On May 29, 2019, Bob Woolley, 74, and 77-year-old Dave Dollarhide took off in their custom-made planes so Dollarhide could check his airspeed indicator, according to Dollarhide. When everything appeared normal, the two longtime friends decided to engage in a “tail chase,” a maneuver they did often, the report shows. The report said the planes went through various turns, climbs and dives, with the pilots alternating in the lead. The report said Dollarhide eventually called off the tail chase and began to descend and then saw Woolley coming right at him, 50 feet away. Before either pilot could react, the two planes collided in midair, according to the report.
Aviation attorney Ed Booth said they were flying in a “see-and-avoid” process.
“There are some limitations to that concept, and this accident, tragically, points out one of those limitations,” Booth said. “It’s challenging to spot another aircraft, but the most difficult configuration is detecting an aircraft coming at you at your altitude head-on because there is no perception of relative motion. If you knew what you were looking at all, you would see as a dot that suddenly blossoms into a full-size airplane too late for you to do anything to avoid it, and that appears to be what happened here.”
The report stated Woolley’s red plane broke in two, and he was killed. Dollarhide managed to land his yellow plane in a field near the Clay County Fairgrounds and was treated for his injuries at a hospital.
The report said Woolley had over-the-counter allergy medicine in his system, which the report noted can cause drowsiness. The report does not say that is why the collision happened.
And, again, this was the factual report by the NTSB -- not its final report.
“This is what is known as the factual report. A probable cause determination will follow probably in a couple of weeks,” Booth said.

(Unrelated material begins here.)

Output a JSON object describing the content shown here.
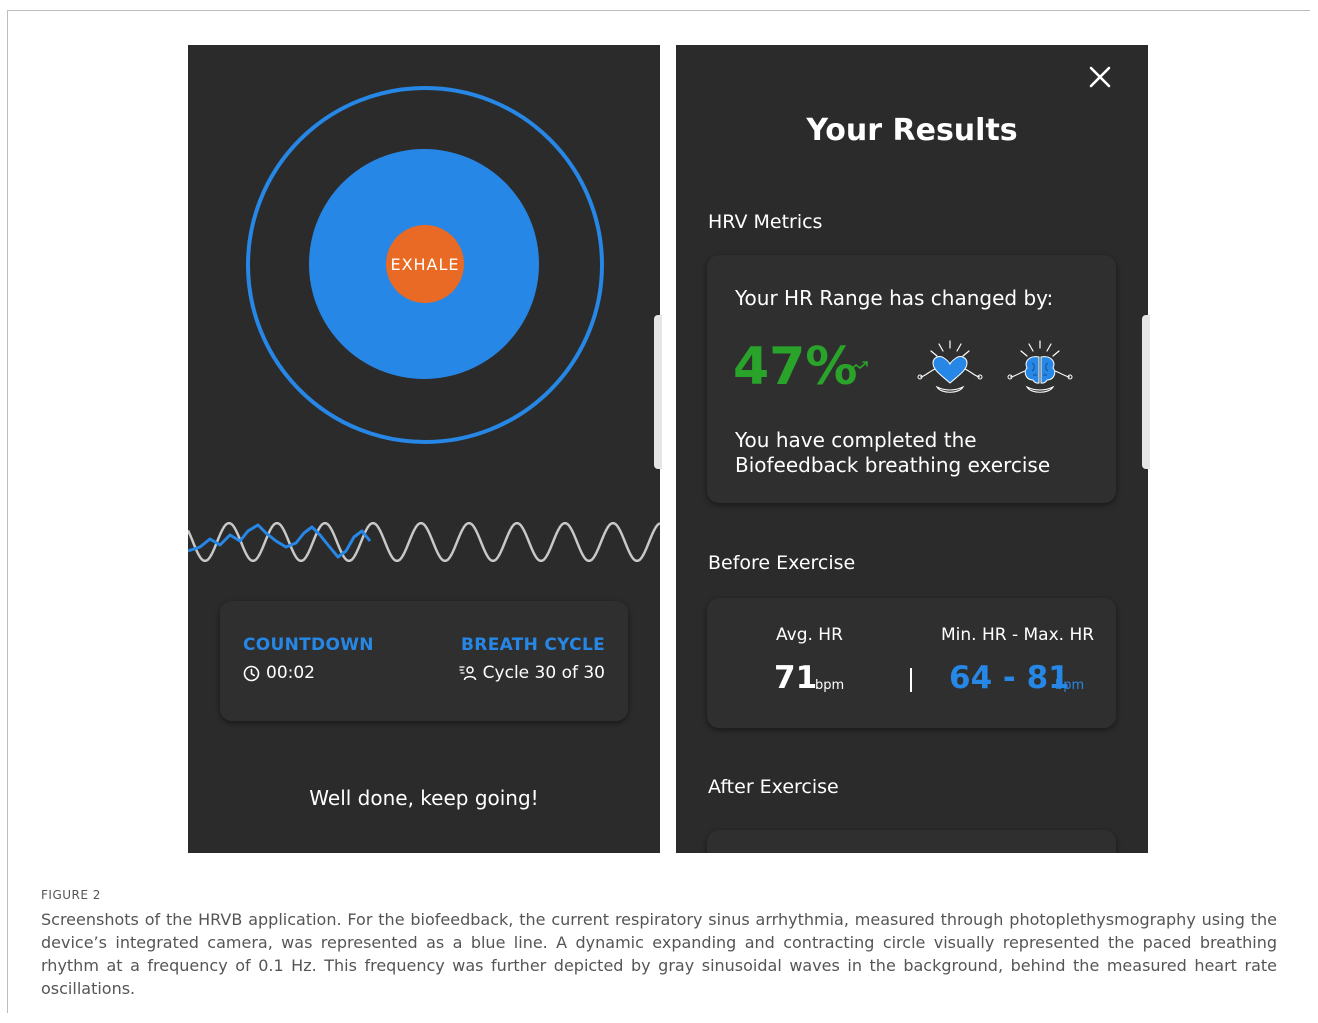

According to Booth, there are about 30 midair collisions in the United States each year.